Exercise requirements: The number of lines holding the string "arrow" is all that is wanted; count them in the records below.

Exercise materials:
= = = = =

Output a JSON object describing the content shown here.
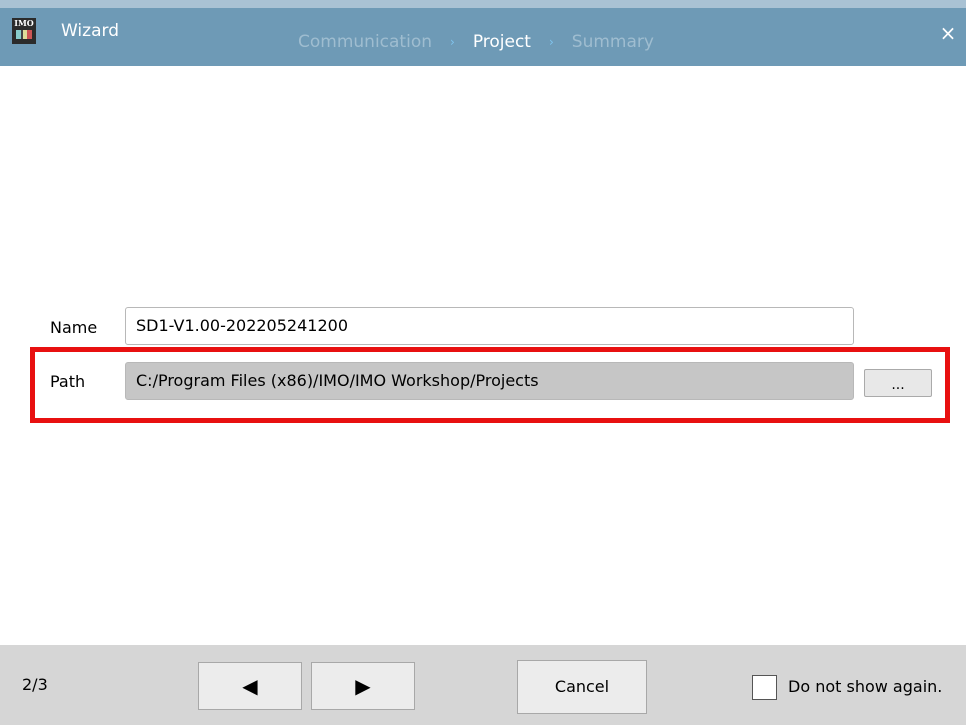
{
  "window": {
    "title": "Wizard",
    "app_icon_text": "IMO",
    "close_glyph": "×",
    "accent": "#6e9ab6"
  },
  "steps": [
    {
      "label": "Communication",
      "state": "done"
    },
    {
      "label": "Project",
      "state": "current"
    },
    {
      "label": "Summary",
      "state": "upcoming"
    }
  ],
  "step_separator": "›",
  "form": {
    "name_label": "Name",
    "name_value": "SD1-V1.00-202205241200",
    "path_label": "Path",
    "path_value": "C:/Program Files (x86)/IMO/IMO Workshop/Projects",
    "browse_label": "..."
  },
  "highlight_color": "#e81010",
  "footer": {
    "page_indicator": "2/3",
    "prev_glyph": "◀",
    "next_glyph": "▶",
    "cancel_label": "Cancel",
    "dont_show_label": "Do not show again.",
    "dont_show_checked": false
  }
}
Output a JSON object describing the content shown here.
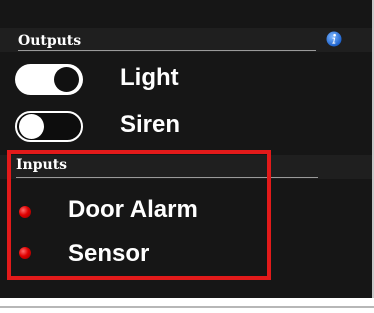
{
  "outputs": {
    "title": "Outputs",
    "info_icon": "info-icon",
    "items": [
      {
        "label": "Light",
        "state": "on"
      },
      {
        "label": "Siren",
        "state": "off"
      }
    ]
  },
  "inputs": {
    "title": "Inputs",
    "items": [
      {
        "label": "Door Alarm",
        "status_color": "#e00000"
      },
      {
        "label": "Sensor",
        "status_color": "#e00000"
      }
    ]
  },
  "highlight_color": "#e21a1a"
}
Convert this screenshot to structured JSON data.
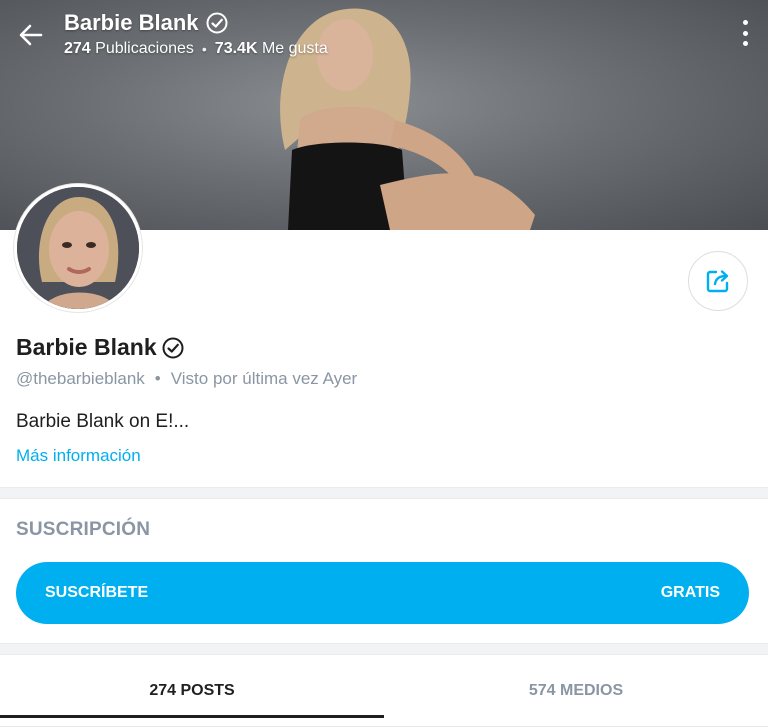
{
  "header": {
    "title": "Barbie Blank",
    "posts_count": "274",
    "posts_label": "Publicaciones",
    "separator": "•",
    "likes_count": "73.4K",
    "likes_label": "Me gusta"
  },
  "profile": {
    "name": "Barbie Blank",
    "handle": "@thebarbieblank",
    "meta_separator": "•",
    "last_seen": "Visto por última vez Ayer",
    "bio": "Barbie Blank on E!...",
    "more_info": "Más información"
  },
  "subscription": {
    "heading": "SUSCRIPCIÓN",
    "button_label": "SUSCRÍBETE",
    "price_label": "GRATIS"
  },
  "tabs": [
    {
      "label": "274 POSTS",
      "active": true
    },
    {
      "label": "574 MEDIOS",
      "active": false
    }
  ],
  "colors": {
    "accent": "#00aff0",
    "muted_text": "#8a96a3"
  },
  "icons": {
    "back": "arrow-left-icon",
    "more": "more-vertical-icon",
    "verified": "verified-badge-icon",
    "share": "share-icon"
  }
}
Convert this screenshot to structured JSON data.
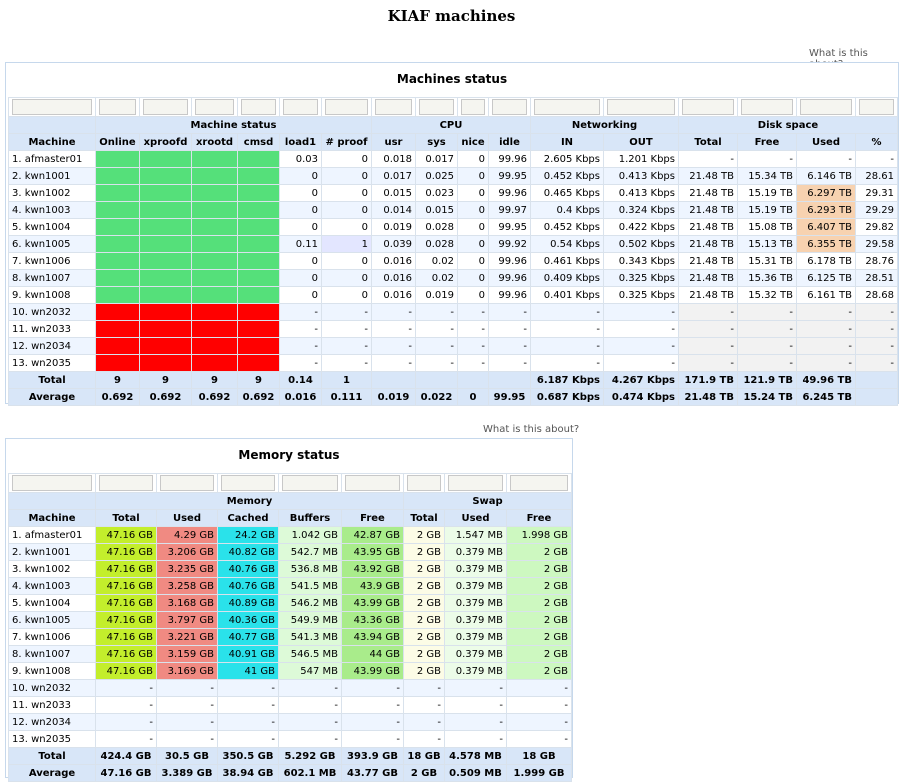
{
  "page_title": "KIAF machines",
  "about_link": "What is this about?",
  "machines": {
    "title": "Machines status",
    "group_headers": {
      "status": "Machine status",
      "cpu": "CPU",
      "net": "Networking",
      "disk": "Disk space"
    },
    "columns": [
      "Machine",
      "Online",
      "xproofd",
      "xrootd",
      "cmsd",
      "load1",
      "# proof",
      "usr",
      "sys",
      "nice",
      "idle",
      "IN",
      "OUT",
      "Total",
      "Free",
      "Used",
      "%"
    ],
    "rows": [
      [
        "1. afmaster01",
        "",
        "",
        "",
        "",
        "0.03",
        "0",
        "0.018",
        "0.017",
        "0",
        "99.96",
        "2.605 Kbps",
        "1.201 Kbps",
        "-",
        "-",
        "-",
        "-"
      ],
      [
        "2. kwn1001",
        "",
        "",
        "",
        "",
        "0",
        "0",
        "0.017",
        "0.025",
        "0",
        "99.95",
        "0.452 Kbps",
        "0.413 Kbps",
        "21.48 TB",
        "15.34 TB",
        "6.146 TB",
        "28.61"
      ],
      [
        "3. kwn1002",
        "",
        "",
        "",
        "",
        "0",
        "0",
        "0.015",
        "0.023",
        "0",
        "99.96",
        "0.465 Kbps",
        "0.413 Kbps",
        "21.48 TB",
        "15.19 TB",
        "6.297 TB",
        "29.31"
      ],
      [
        "4. kwn1003",
        "",
        "",
        "",
        "",
        "0",
        "0",
        "0.014",
        "0.015",
        "0",
        "99.97",
        "0.4 Kbps",
        "0.324 Kbps",
        "21.48 TB",
        "15.19 TB",
        "6.293 TB",
        "29.29"
      ],
      [
        "5. kwn1004",
        "",
        "",
        "",
        "",
        "0",
        "0",
        "0.019",
        "0.028",
        "0",
        "99.95",
        "0.452 Kbps",
        "0.422 Kbps",
        "21.48 TB",
        "15.08 TB",
        "6.407 TB",
        "29.82"
      ],
      [
        "6. kwn1005",
        "",
        "",
        "",
        "",
        "0.11",
        "1",
        "0.039",
        "0.028",
        "0",
        "99.92",
        "0.54 Kbps",
        "0.502 Kbps",
        "21.48 TB",
        "15.13 TB",
        "6.355 TB",
        "29.58"
      ],
      [
        "7. kwn1006",
        "",
        "",
        "",
        "",
        "0",
        "0",
        "0.016",
        "0.02",
        "0",
        "99.96",
        "0.461 Kbps",
        "0.343 Kbps",
        "21.48 TB",
        "15.31 TB",
        "6.178 TB",
        "28.76"
      ],
      [
        "8. kwn1007",
        "",
        "",
        "",
        "",
        "0",
        "0",
        "0.016",
        "0.02",
        "0",
        "99.96",
        "0.409 Kbps",
        "0.325 Kbps",
        "21.48 TB",
        "15.36 TB",
        "6.125 TB",
        "28.51"
      ],
      [
        "9. kwn1008",
        "",
        "",
        "",
        "",
        "0",
        "0",
        "0.016",
        "0.019",
        "0",
        "99.96",
        "0.401 Kbps",
        "0.325 Kbps",
        "21.48 TB",
        "15.32 TB",
        "6.161 TB",
        "28.68"
      ],
      [
        "10. wn2032",
        "",
        "",
        "",
        "",
        "-",
        "-",
        "-",
        "-",
        "-",
        "-",
        "-",
        "-",
        "-",
        "-",
        "-",
        "-"
      ],
      [
        "11. wn2033",
        "",
        "",
        "",
        "",
        "-",
        "-",
        "-",
        "-",
        "-",
        "-",
        "-",
        "-",
        "-",
        "-",
        "-",
        "-"
      ],
      [
        "12. wn2034",
        "",
        "",
        "",
        "",
        "-",
        "-",
        "-",
        "-",
        "-",
        "-",
        "-",
        "-",
        "-",
        "-",
        "-",
        "-"
      ],
      [
        "13. wn2035",
        "",
        "",
        "",
        "",
        "-",
        "-",
        "-",
        "-",
        "-",
        "-",
        "-",
        "-",
        "-",
        "-",
        "-",
        "-"
      ]
    ],
    "total": [
      "Total",
      "9",
      "9",
      "9",
      "9",
      "0.14",
      "1",
      "",
      "",
      "",
      "",
      "6.187 Kbps",
      "4.267 Kbps",
      "171.9 TB",
      "121.9 TB",
      "49.96 TB",
      ""
    ],
    "average": [
      "Average",
      "0.692",
      "0.692",
      "0.692",
      "0.692",
      "0.016",
      "0.111",
      "0.019",
      "0.022",
      "0",
      "99.95",
      "0.687 Kbps",
      "0.474 Kbps",
      "21.48 TB",
      "15.24 TB",
      "6.245 TB",
      ""
    ],
    "status_colors": {
      "online": "#55e07a",
      "offline": "#ff0000"
    }
  },
  "memory": {
    "title": "Memory status",
    "group_headers": {
      "memory": "Memory",
      "swap": "Swap"
    },
    "columns": [
      "Machine",
      "Total",
      "Used",
      "Cached",
      "Buffers",
      "Free",
      "Total",
      "Used",
      "Free"
    ],
    "rows": [
      [
        "1. afmaster01",
        "47.16 GB",
        "4.29 GB",
        "24.2 GB",
        "1.042 GB",
        "42.87 GB",
        "2 GB",
        "1.547 MB",
        "1.998 GB"
      ],
      [
        "2. kwn1001",
        "47.16 GB",
        "3.206 GB",
        "40.82 GB",
        "542.7 MB",
        "43.95 GB",
        "2 GB",
        "0.379 MB",
        "2 GB"
      ],
      [
        "3. kwn1002",
        "47.16 GB",
        "3.235 GB",
        "40.76 GB",
        "536.8 MB",
        "43.92 GB",
        "2 GB",
        "0.379 MB",
        "2 GB"
      ],
      [
        "4. kwn1003",
        "47.16 GB",
        "3.258 GB",
        "40.76 GB",
        "541.5 MB",
        "43.9 GB",
        "2 GB",
        "0.379 MB",
        "2 GB"
      ],
      [
        "5. kwn1004",
        "47.16 GB",
        "3.168 GB",
        "40.89 GB",
        "546.2 MB",
        "43.99 GB",
        "2 GB",
        "0.379 MB",
        "2 GB"
      ],
      [
        "6. kwn1005",
        "47.16 GB",
        "3.797 GB",
        "40.36 GB",
        "549.9 MB",
        "43.36 GB",
        "2 GB",
        "0.379 MB",
        "2 GB"
      ],
      [
        "7. kwn1006",
        "47.16 GB",
        "3.221 GB",
        "40.77 GB",
        "541.3 MB",
        "43.94 GB",
        "2 GB",
        "0.379 MB",
        "2 GB"
      ],
      [
        "8. kwn1007",
        "47.16 GB",
        "3.159 GB",
        "40.91 GB",
        "546.5 MB",
        "44 GB",
        "2 GB",
        "0.379 MB",
        "2 GB"
      ],
      [
        "9. kwn1008",
        "47.16 GB",
        "3.169 GB",
        "41 GB",
        "547 MB",
        "43.99 GB",
        "2 GB",
        "0.379 MB",
        "2 GB"
      ],
      [
        "10. wn2032",
        "-",
        "-",
        "-",
        "-",
        "-",
        "-",
        "-",
        "-"
      ],
      [
        "11. wn2033",
        "-",
        "-",
        "-",
        "-",
        "-",
        "-",
        "-",
        "-"
      ],
      [
        "12. wn2034",
        "-",
        "-",
        "-",
        "-",
        "-",
        "-",
        "-",
        "-"
      ],
      [
        "13. wn2035",
        "-",
        "-",
        "-",
        "-",
        "-",
        "-",
        "-",
        "-"
      ]
    ],
    "total": [
      "Total",
      "424.4 GB",
      "30.5 GB",
      "350.5 GB",
      "5.292 GB",
      "393.9 GB",
      "18 GB",
      "4.578 MB",
      "18 GB"
    ],
    "average": [
      "Average",
      "47.16 GB",
      "3.389 GB",
      "38.94 GB",
      "602.1 MB",
      "43.77 GB",
      "2 GB",
      "0.509 MB",
      "1.999 GB"
    ]
  }
}
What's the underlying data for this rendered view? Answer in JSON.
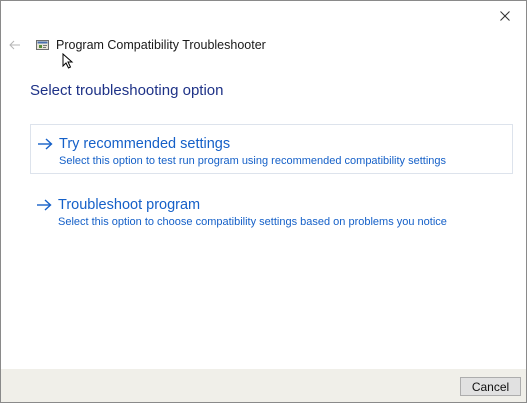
{
  "window": {
    "title": "Program Compatibility Troubleshooter",
    "close_icon": "close-icon",
    "back_icon": "back-arrow-icon",
    "app_icon": "program-compatibility-icon"
  },
  "main": {
    "heading": "Select troubleshooting option",
    "options": [
      {
        "title": "Try recommended settings",
        "description": "Select this option to test run program using recommended compatibility settings",
        "icon": "arrow-right-icon"
      },
      {
        "title": "Troubleshoot program",
        "description": "Select this option to choose compatibility settings based on problems you notice",
        "icon": "arrow-right-icon"
      }
    ]
  },
  "footer": {
    "cancel_label": "Cancel"
  },
  "colors": {
    "heading": "#1e3287",
    "link": "#1560c8",
    "footer_bg": "#f0efe9"
  }
}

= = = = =

Response: 4